Work item:
Where does the string "JSON" appear in the records? Copy every line that contains it.

Record excerpts:
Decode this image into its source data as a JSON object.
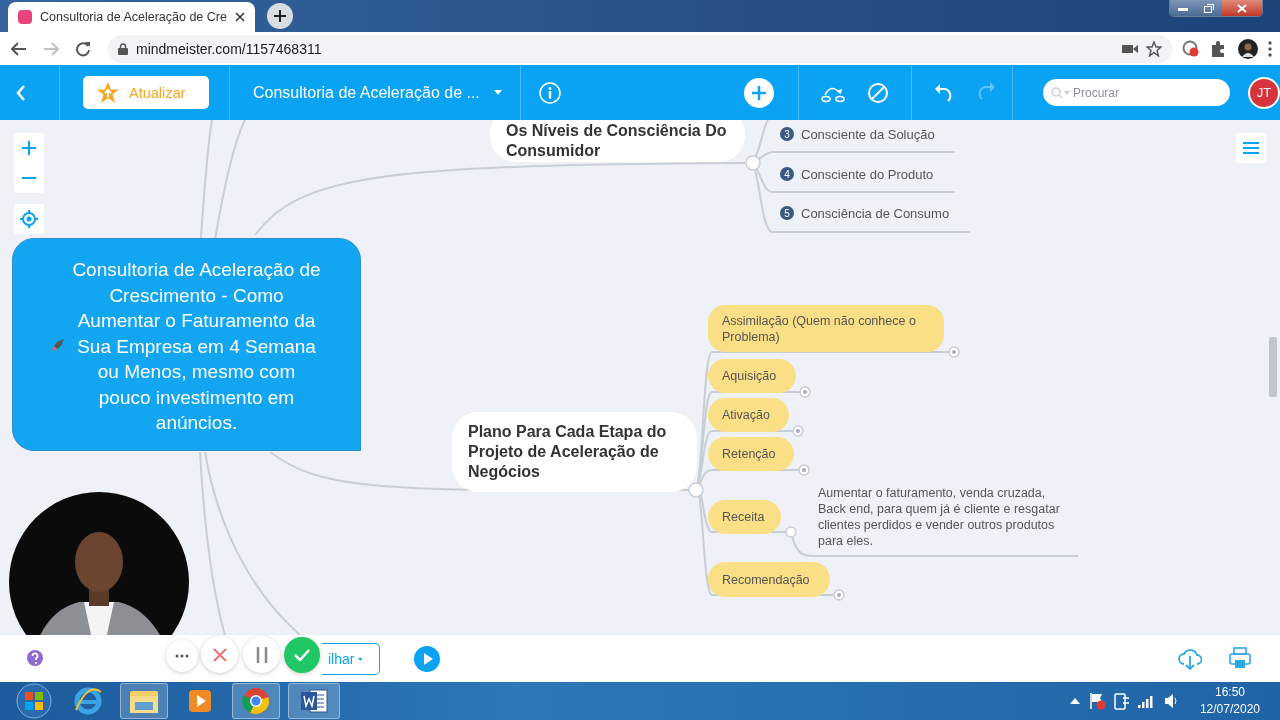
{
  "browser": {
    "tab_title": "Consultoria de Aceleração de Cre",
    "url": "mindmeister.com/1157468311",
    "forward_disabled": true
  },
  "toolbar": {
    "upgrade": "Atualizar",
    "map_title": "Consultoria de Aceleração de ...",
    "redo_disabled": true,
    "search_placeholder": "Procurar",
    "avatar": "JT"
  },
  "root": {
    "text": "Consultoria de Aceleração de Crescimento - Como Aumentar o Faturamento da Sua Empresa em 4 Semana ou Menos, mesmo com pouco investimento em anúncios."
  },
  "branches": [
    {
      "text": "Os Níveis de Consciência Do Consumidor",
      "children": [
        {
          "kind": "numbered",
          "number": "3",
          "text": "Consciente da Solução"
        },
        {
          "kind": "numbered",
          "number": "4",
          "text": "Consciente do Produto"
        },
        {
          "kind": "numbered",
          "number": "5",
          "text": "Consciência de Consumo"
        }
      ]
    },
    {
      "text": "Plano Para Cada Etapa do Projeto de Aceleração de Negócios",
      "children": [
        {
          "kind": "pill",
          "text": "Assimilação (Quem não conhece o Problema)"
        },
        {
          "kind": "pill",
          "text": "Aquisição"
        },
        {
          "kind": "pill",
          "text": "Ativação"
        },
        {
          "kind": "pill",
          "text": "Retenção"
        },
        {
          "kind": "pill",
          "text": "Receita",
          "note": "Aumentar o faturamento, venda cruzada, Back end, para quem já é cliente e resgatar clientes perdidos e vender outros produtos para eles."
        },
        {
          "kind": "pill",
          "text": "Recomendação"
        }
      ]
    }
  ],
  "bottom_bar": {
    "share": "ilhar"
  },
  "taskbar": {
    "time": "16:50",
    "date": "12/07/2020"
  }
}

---

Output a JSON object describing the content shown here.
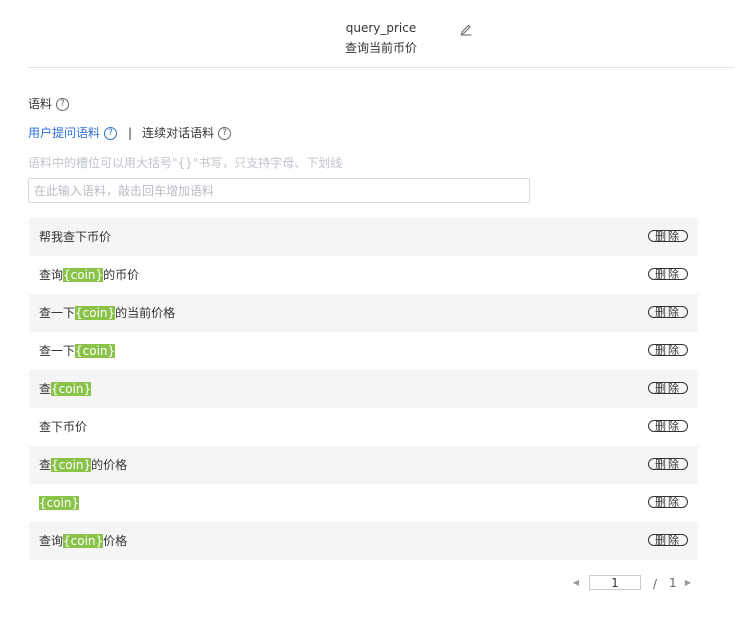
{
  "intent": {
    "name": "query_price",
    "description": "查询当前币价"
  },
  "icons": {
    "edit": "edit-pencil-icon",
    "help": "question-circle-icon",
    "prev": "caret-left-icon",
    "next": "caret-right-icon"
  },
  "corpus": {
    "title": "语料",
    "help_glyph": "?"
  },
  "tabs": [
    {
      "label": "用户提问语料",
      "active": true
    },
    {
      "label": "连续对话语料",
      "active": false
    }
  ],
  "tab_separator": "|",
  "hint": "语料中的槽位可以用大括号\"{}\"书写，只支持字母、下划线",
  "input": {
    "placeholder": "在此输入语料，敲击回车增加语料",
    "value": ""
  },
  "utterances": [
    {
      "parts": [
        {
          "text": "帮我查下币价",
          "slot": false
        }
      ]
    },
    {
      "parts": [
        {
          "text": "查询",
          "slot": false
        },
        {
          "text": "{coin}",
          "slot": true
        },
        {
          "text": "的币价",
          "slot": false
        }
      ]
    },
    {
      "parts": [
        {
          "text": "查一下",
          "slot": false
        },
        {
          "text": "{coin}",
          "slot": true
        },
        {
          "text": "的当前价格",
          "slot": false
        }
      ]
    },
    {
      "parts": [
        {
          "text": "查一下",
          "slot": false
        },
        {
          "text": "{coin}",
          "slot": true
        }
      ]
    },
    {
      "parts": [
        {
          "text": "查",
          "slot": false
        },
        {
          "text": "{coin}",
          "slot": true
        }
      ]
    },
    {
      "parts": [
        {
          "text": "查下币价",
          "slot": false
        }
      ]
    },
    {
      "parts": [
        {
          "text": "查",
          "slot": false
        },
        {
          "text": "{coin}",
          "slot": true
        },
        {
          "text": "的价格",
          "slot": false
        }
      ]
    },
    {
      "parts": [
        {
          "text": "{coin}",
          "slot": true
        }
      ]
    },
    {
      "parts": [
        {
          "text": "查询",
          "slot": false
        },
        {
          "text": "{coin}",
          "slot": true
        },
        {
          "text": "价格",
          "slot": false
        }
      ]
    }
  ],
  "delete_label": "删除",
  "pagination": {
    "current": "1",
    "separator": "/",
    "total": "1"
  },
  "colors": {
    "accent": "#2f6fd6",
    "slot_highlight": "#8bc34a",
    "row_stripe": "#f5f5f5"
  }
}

Written response:
Decode this image into its source data as a JSON object.
Output a JSON object describing the content shown here.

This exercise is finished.